Raw data:
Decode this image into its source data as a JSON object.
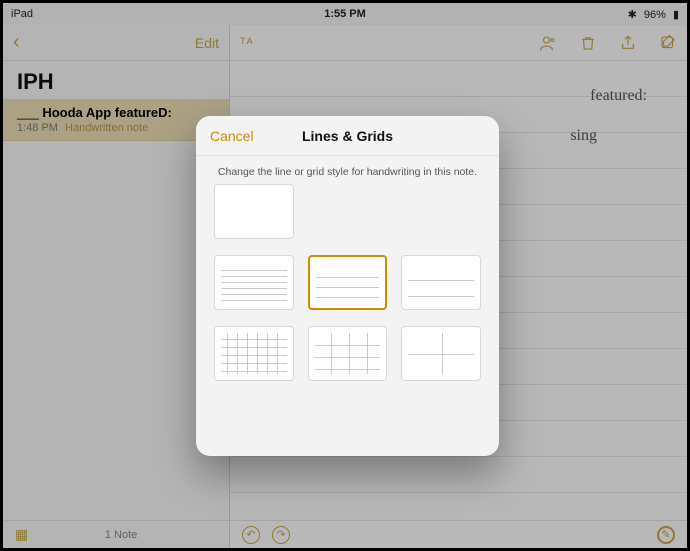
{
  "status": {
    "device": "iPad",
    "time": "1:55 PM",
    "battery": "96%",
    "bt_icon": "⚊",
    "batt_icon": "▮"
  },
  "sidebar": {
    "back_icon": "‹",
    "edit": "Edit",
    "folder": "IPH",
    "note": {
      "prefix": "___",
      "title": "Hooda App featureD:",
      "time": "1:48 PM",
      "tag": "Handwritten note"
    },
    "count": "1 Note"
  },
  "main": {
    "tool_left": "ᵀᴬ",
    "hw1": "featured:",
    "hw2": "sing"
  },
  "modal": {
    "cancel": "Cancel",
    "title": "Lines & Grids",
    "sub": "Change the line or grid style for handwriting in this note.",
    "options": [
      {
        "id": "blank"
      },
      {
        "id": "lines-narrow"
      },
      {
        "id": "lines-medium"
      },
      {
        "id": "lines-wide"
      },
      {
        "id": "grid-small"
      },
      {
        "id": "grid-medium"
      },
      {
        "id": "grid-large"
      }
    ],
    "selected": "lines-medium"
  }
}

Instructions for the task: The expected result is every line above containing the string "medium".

Solution:
        "id": "lines-medium"
        "id": "grid-medium"
    "selected": "lines-medium"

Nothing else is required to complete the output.